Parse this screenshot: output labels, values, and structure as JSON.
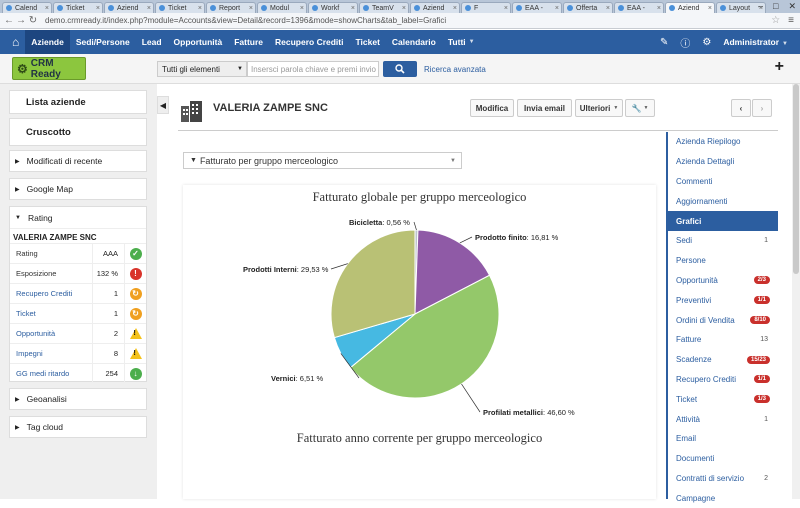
{
  "browser": {
    "tabs": [
      {
        "label": "Calend"
      },
      {
        "label": "Ticket"
      },
      {
        "label": "Aziend"
      },
      {
        "label": "Ticket"
      },
      {
        "label": "Report"
      },
      {
        "label": "Modul"
      },
      {
        "label": "Workf"
      },
      {
        "label": "TeamV"
      },
      {
        "label": "Aziend"
      },
      {
        "label": "F"
      },
      {
        "label": "EAA -"
      },
      {
        "label": "Offerta"
      },
      {
        "label": "EAA -"
      },
      {
        "label": "Aziend"
      },
      {
        "label": "Layout"
      }
    ],
    "active_tab": 13,
    "url": "demo.crmready.it/index.php?module=Accounts&view=Detail&record=1396&mode=showCharts&tab_label=Grafici"
  },
  "topnav": {
    "items": [
      "Aziende",
      "Sedi/Persone",
      "Lead",
      "Opportunità",
      "Fatture",
      "Recupero Crediti",
      "Ticket",
      "Calendario",
      "Tutti"
    ],
    "active": "Aziende",
    "user": "Administrator"
  },
  "toolbar": {
    "logo_text": "CRM Ready",
    "filter_value": "Tutti gli elementi",
    "search_placeholder": "Insersci parola chiave e premi invio",
    "advanced_search": "Ricerca avanzata"
  },
  "sidebar": {
    "lista": "Lista aziende",
    "cruscotto": "Cruscotto",
    "recent": "Modificati di recente",
    "googlemap": "Google Map",
    "rating_section": "Rating",
    "company": "VALERIA ZAMPE SNC",
    "rows": [
      {
        "label": "Rating",
        "value": "AAA",
        "status": "ok",
        "link": false
      },
      {
        "label": "Esposizione",
        "value": "132 %",
        "status": "alert",
        "link": false
      },
      {
        "label": "Recupero Crediti",
        "value": "1",
        "status": "sync",
        "link": true
      },
      {
        "label": "Ticket",
        "value": "1",
        "status": "sync",
        "link": true
      },
      {
        "label": "Opportunità",
        "value": "2",
        "status": "warn",
        "link": true
      },
      {
        "label": "Impegni",
        "value": "8",
        "status": "warn",
        "link": true
      },
      {
        "label": "GG medi ritardo",
        "value": "254",
        "status": "down",
        "link": true
      }
    ],
    "geoanalisi": "Geoanalisi",
    "tagcloud": "Tag cloud"
  },
  "record": {
    "name": "VALERIA ZAMPE SNC",
    "buttons": [
      "Modifica",
      "Invia email",
      "Ulteriori"
    ]
  },
  "chart_filter": "Fatturato per gruppo merceologico",
  "chart_data": [
    {
      "type": "pie",
      "title": "Fatturato globale per gruppo merceologico",
      "categories": [
        "Bicicletta",
        "Prodotto finito",
        "Profilati metallici",
        "Vernici",
        "Prodotti Interni"
      ],
      "values": [
        0.56,
        16.81,
        46.6,
        6.51,
        29.53
      ],
      "value_labels": [
        "0,56 %",
        "16,81 %",
        "46,60 %",
        "6,51 %",
        "29,53 %"
      ],
      "colors": [
        "#bcc5cc",
        "#8f5aa6",
        "#94c86a",
        "#46b9e2",
        "#b9c175"
      ]
    },
    {
      "type": "pie",
      "title": "Fatturato anno corrente per gruppo merceologico"
    }
  ],
  "rightnav": [
    {
      "label": "Azienda Riepilogo"
    },
    {
      "label": "Azienda Dettagli"
    },
    {
      "label": "Commenti"
    },
    {
      "label": "Aggiornamenti"
    },
    {
      "label": "Grafici",
      "active": true
    },
    {
      "label": "Sedi",
      "count": "1"
    },
    {
      "label": "Persone"
    },
    {
      "label": "Opportunità",
      "badge": "2/3"
    },
    {
      "label": "Preventivi",
      "badge": "1/1"
    },
    {
      "label": "Ordini di Vendita",
      "badge": "8/10"
    },
    {
      "label": "Fatture",
      "count": "13"
    },
    {
      "label": "Scadenze",
      "badge": "15/23"
    },
    {
      "label": "Recupero Crediti",
      "badge": "1/1"
    },
    {
      "label": "Ticket",
      "badge": "1/3"
    },
    {
      "label": "Attività",
      "count": "1"
    },
    {
      "label": "Email"
    },
    {
      "label": "Documenti"
    },
    {
      "label": "Contratti di servizio",
      "count": "2"
    },
    {
      "label": "Campagne"
    }
  ]
}
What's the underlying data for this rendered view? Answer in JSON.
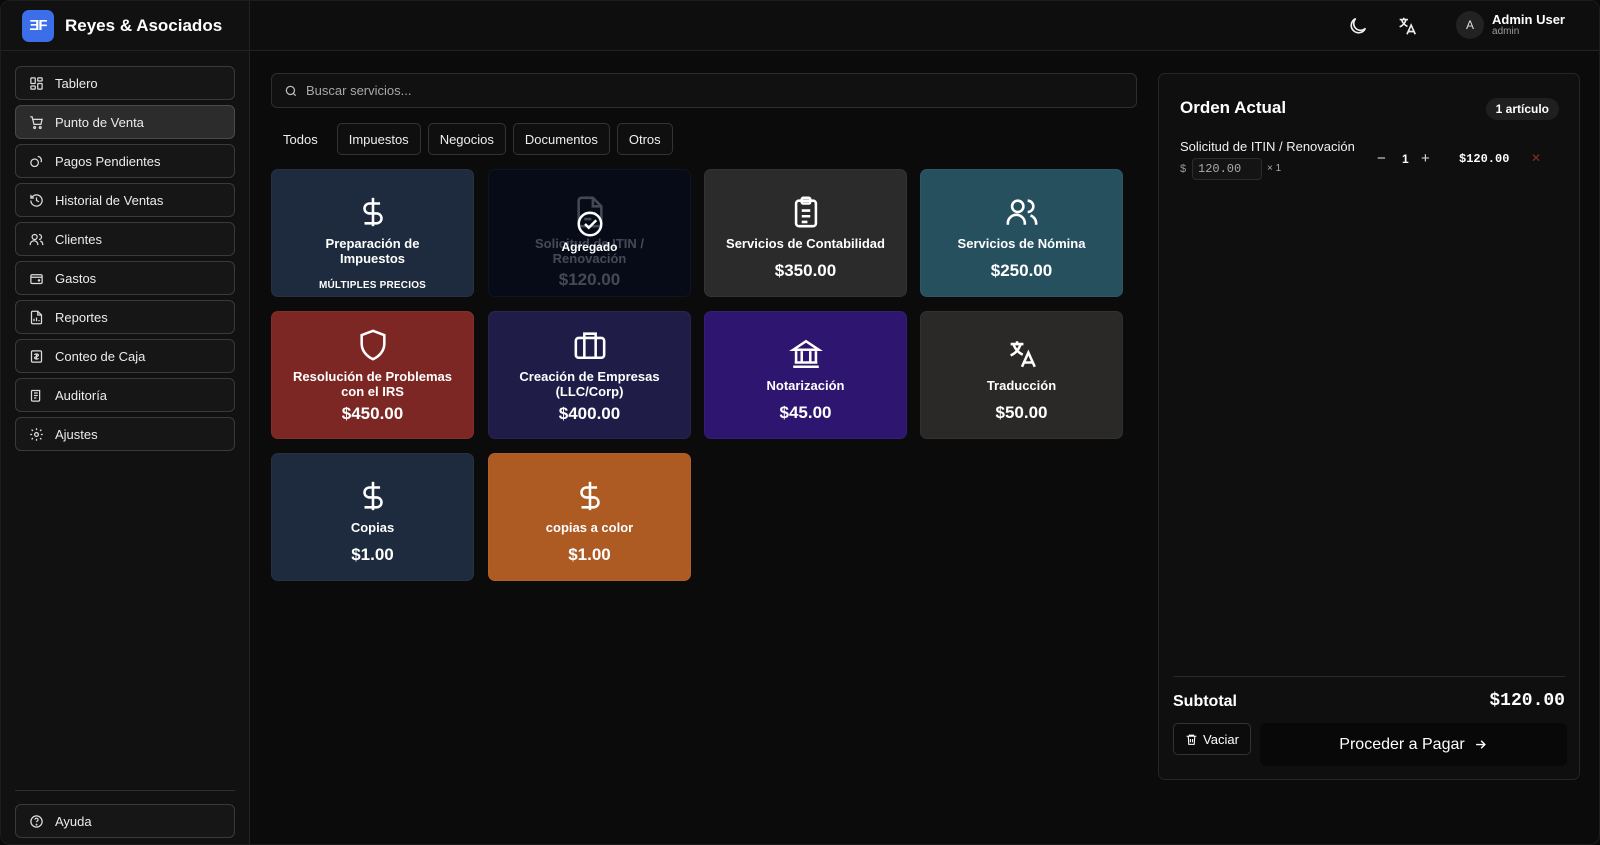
{
  "brand": {
    "logo_text": "ƎF",
    "name": "Reyes & Asociados",
    "accent": "#3b6ee8"
  },
  "sidebar": {
    "items": [
      {
        "label": "Tablero",
        "icon": "dashboard-icon"
      },
      {
        "label": "Punto de Venta",
        "icon": "cart-icon",
        "active": true
      },
      {
        "label": "Pagos Pendientes",
        "icon": "coins-icon"
      },
      {
        "label": "Historial de Ventas",
        "icon": "history-icon"
      },
      {
        "label": "Clientes",
        "icon": "users-icon"
      },
      {
        "label": "Gastos",
        "icon": "wallet-icon"
      },
      {
        "label": "Reportes",
        "icon": "report-icon"
      },
      {
        "label": "Conteo de Caja",
        "icon": "cash-icon"
      },
      {
        "label": "Auditoría",
        "icon": "audit-icon"
      },
      {
        "label": "Ajustes",
        "icon": "gear-icon"
      }
    ],
    "help_label": "Ayuda"
  },
  "header": {
    "user_initial": "A",
    "user_name": "Admin User",
    "user_role": "admin"
  },
  "search": {
    "placeholder": "Buscar servicios..."
  },
  "tabs": [
    "Todos",
    "Impuestos",
    "Negocios",
    "Documentos",
    "Otros"
  ],
  "services": [
    {
      "title": "Preparación de Impuestos",
      "subtitle": "MÚLTIPLES PRECIOS",
      "color": "#1e2a3d",
      "icon": "dollar-icon"
    },
    {
      "title": "Solicitud de ITIN / Renovación",
      "price": "$120.00",
      "color": "#070b18",
      "icon": "document-icon",
      "added_label": "Agregado"
    },
    {
      "title": "Servicios de Contabilidad",
      "price": "$350.00",
      "color": "#2b2b2b",
      "icon": "clipboard-icon"
    },
    {
      "title": "Servicios de Nómina",
      "price": "$250.00",
      "color": "#27505f",
      "icon": "users-icon"
    },
    {
      "title": "Resolución de Problemas con el IRS",
      "price": "$450.00",
      "color": "#7c2724",
      "icon": "shield-icon"
    },
    {
      "title": "Creación de Empresas (LLC/Corp)",
      "price": "$400.00",
      "color": "#1f1c48",
      "icon": "briefcase-icon"
    },
    {
      "title": "Notarización",
      "price": "$45.00",
      "color": "#2d1570",
      "icon": "bank-icon"
    },
    {
      "title": "Traducción",
      "price": "$50.00",
      "color": "#2b2928",
      "icon": "translate-icon"
    },
    {
      "title": "Copias",
      "price": "$1.00",
      "color": "#1e2a3d",
      "icon": "dollar-icon"
    },
    {
      "title": "copias a color",
      "price": "$1.00",
      "color": "#ad5a23",
      "icon": "dollar-icon"
    }
  ],
  "order": {
    "title": "Orden Actual",
    "count_label": "1 artículo",
    "line": {
      "name": "Solicitud de ITIN / Renovación",
      "currency": "$",
      "unit_price": "120.00",
      "times": "× 1",
      "minus": "−",
      "qty": "1",
      "plus": "+",
      "total": "$120.00",
      "remove": "✕"
    },
    "subtotal_label": "Subtotal",
    "subtotal_value": "$120.00",
    "clear_label": "Vaciar",
    "pay_label": "Proceder a Pagar"
  }
}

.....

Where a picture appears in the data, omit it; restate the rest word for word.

Parse this screenshot: output labels, values, and structure as JSON.
{
  "browser": {
    "tabs": [
      {
        "label": "Calend"
      },
      {
        "label": "Ticket"
      },
      {
        "label": "Aziend"
      },
      {
        "label": "Ticket"
      },
      {
        "label": "Report"
      },
      {
        "label": "Modul"
      },
      {
        "label": "Workf"
      },
      {
        "label": "TeamV"
      },
      {
        "label": "Aziend"
      },
      {
        "label": "F"
      },
      {
        "label": "EAA -"
      },
      {
        "label": "Offerta"
      },
      {
        "label": "EAA -"
      },
      {
        "label": "Aziend"
      },
      {
        "label": "Layout"
      }
    ],
    "active_tab": 13,
    "url": "demo.crmready.it/index.php?module=Accounts&view=Detail&record=1396&mode=showCharts&tab_label=Grafici"
  },
  "topnav": {
    "items": [
      "Aziende",
      "Sedi/Persone",
      "Lead",
      "Opportunità",
      "Fatture",
      "Recupero Crediti",
      "Ticket",
      "Calendario",
      "Tutti"
    ],
    "active": "Aziende",
    "user": "Administrator"
  },
  "toolbar": {
    "logo_text": "CRM Ready",
    "filter_value": "Tutti gli elementi",
    "search_placeholder": "Insersci parola chiave e premi invio",
    "advanced_search": "Ricerca avanzata"
  },
  "sidebar": {
    "lista": "Lista aziende",
    "cruscotto": "Cruscotto",
    "recent": "Modificati di recente",
    "googlemap": "Google Map",
    "rating_section": "Rating",
    "company": "VALERIA ZAMPE SNC",
    "rows": [
      {
        "label": "Rating",
        "value": "AAA",
        "status": "ok",
        "link": false
      },
      {
        "label": "Esposizione",
        "value": "132 %",
        "status": "alert",
        "link": false
      },
      {
        "label": "Recupero Crediti",
        "value": "1",
        "status": "sync",
        "link": true
      },
      {
        "label": "Ticket",
        "value": "1",
        "status": "sync",
        "link": true
      },
      {
        "label": "Opportunità",
        "value": "2",
        "status": "warn",
        "link": true
      },
      {
        "label": "Impegni",
        "value": "8",
        "status": "warn",
        "link": true
      },
      {
        "label": "GG medi ritardo",
        "value": "254",
        "status": "down",
        "link": true
      }
    ],
    "geoanalisi": "Geoanalisi",
    "tagcloud": "Tag cloud"
  },
  "record": {
    "name": "VALERIA ZAMPE SNC",
    "buttons": [
      "Modifica",
      "Invia email",
      "Ulteriori"
    ]
  },
  "chart_filter": "Fatturato per gruppo merceologico",
  "chart_data": [
    {
      "type": "pie",
      "title": "Fatturato globale per gruppo merceologico",
      "categories": [
        "Bicicletta",
        "Prodotto finito",
        "Profilati metallici",
        "Vernici",
        "Prodotti Interni"
      ],
      "values": [
        0.56,
        16.81,
        46.6,
        6.51,
        29.53
      ],
      "value_labels": [
        "0,56 %",
        "16,81 %",
        "46,60 %",
        "6,51 %",
        "29,53 %"
      ],
      "colors": [
        "#bcc5cc",
        "#8f5aa6",
        "#94c86a",
        "#46b9e2",
        "#b9c175"
      ]
    },
    {
      "type": "pie",
      "title": "Fatturato anno corrente per gruppo merceologico"
    }
  ],
  "rightnav": [
    {
      "label": "Azienda Riepilogo"
    },
    {
      "label": "Azienda Dettagli"
    },
    {
      "label": "Commenti"
    },
    {
      "label": "Aggiornamenti"
    },
    {
      "label": "Grafici",
      "active": true
    },
    {
      "label": "Sedi",
      "count": "1"
    },
    {
      "label": "Persone"
    },
    {
      "label": "Opportunità",
      "badge": "2/3"
    },
    {
      "label": "Preventivi",
      "badge": "1/1"
    },
    {
      "label": "Ordini di Vendita",
      "badge": "8/10"
    },
    {
      "label": "Fatture",
      "count": "13"
    },
    {
      "label": "Scadenze",
      "badge": "15/23"
    },
    {
      "label": "Recupero Crediti",
      "badge": "1/1"
    },
    {
      "label": "Ticket",
      "badge": "1/3"
    },
    {
      "label": "Attività",
      "count": "1"
    },
    {
      "label": "Email"
    },
    {
      "label": "Documenti"
    },
    {
      "label": "Contratti di servizio",
      "count": "2"
    },
    {
      "label": "Campagne"
    }
  ]
}
What's the underlying data for this rendered view? Answer in JSON.
{
  "brand": {
    "logo_text": "ƎF",
    "name": "Reyes & Asociados",
    "accent": "#3b6ee8"
  },
  "sidebar": {
    "items": [
      {
        "label": "Tablero",
        "icon": "dashboard-icon"
      },
      {
        "label": "Punto de Venta",
        "icon": "cart-icon",
        "active": true
      },
      {
        "label": "Pagos Pendientes",
        "icon": "coins-icon"
      },
      {
        "label": "Historial de Ventas",
        "icon": "history-icon"
      },
      {
        "label": "Clientes",
        "icon": "users-icon"
      },
      {
        "label": "Gastos",
        "icon": "wallet-icon"
      },
      {
        "label": "Reportes",
        "icon": "report-icon"
      },
      {
        "label": "Conteo de Caja",
        "icon": "cash-icon"
      },
      {
        "label": "Auditoría",
        "icon": "audit-icon"
      },
      {
        "label": "Ajustes",
        "icon": "gear-icon"
      }
    ],
    "help_label": "Ayuda"
  },
  "header": {
    "user_initial": "A",
    "user_name": "Admin User",
    "user_role": "admin"
  },
  "search": {
    "placeholder": "Buscar servicios..."
  },
  "tabs": [
    "Todos",
    "Impuestos",
    "Negocios",
    "Documentos",
    "Otros"
  ],
  "services": [
    {
      "title": "Preparación de Impuestos",
      "subtitle": "MÚLTIPLES PRECIOS",
      "color": "#1e2a3d",
      "icon": "dollar-icon"
    },
    {
      "title": "Solicitud de ITIN / Renovación",
      "price": "$120.00",
      "color": "#070b18",
      "icon": "document-icon",
      "added_label": "Agregado"
    },
    {
      "title": "Servicios de Contabilidad",
      "price": "$350.00",
      "color": "#2b2b2b",
      "icon": "clipboard-icon"
    },
    {
      "title": "Servicios de Nómina",
      "price": "$250.00",
      "color": "#27505f",
      "icon": "users-icon"
    },
    {
      "title": "Resolución de Problemas con el IRS",
      "price": "$450.00",
      "color": "#7c2724",
      "icon": "shield-icon"
    },
    {
      "title": "Creación de Empresas (LLC/Corp)",
      "price": "$400.00",
      "color": "#1f1c48",
      "icon": "briefcase-icon"
    },
    {
      "title": "Notarización",
      "price": "$45.00",
      "color": "#2d1570",
      "icon": "bank-icon"
    },
    {
      "title": "Traducción",
      "price": "$50.00",
      "color": "#2b2928",
      "icon": "translate-icon"
    },
    {
      "title": "Copias",
      "price": "$1.00",
      "color": "#1e2a3d",
      "icon": "dollar-icon"
    },
    {
      "title": "copias a color",
      "price": "$1.00",
      "color": "#ad5a23",
      "icon": "dollar-icon"
    }
  ],
  "order": {
    "title": "Orden Actual",
    "count_label": "1 artículo",
    "line": {
      "name": "Solicitud de ITIN / Renovación",
      "currency": "$",
      "unit_price": "120.00",
      "times": "× 1",
      "minus": "−",
      "qty": "1",
      "plus": "+",
      "total": "$120.00",
      "remove": "✕"
    },
    "subtotal_label": "Subtotal",
    "subtotal_value": "$120.00",
    "clear_label": "Vaciar",
    "pay_label": "Proceder a Pagar"
  }
}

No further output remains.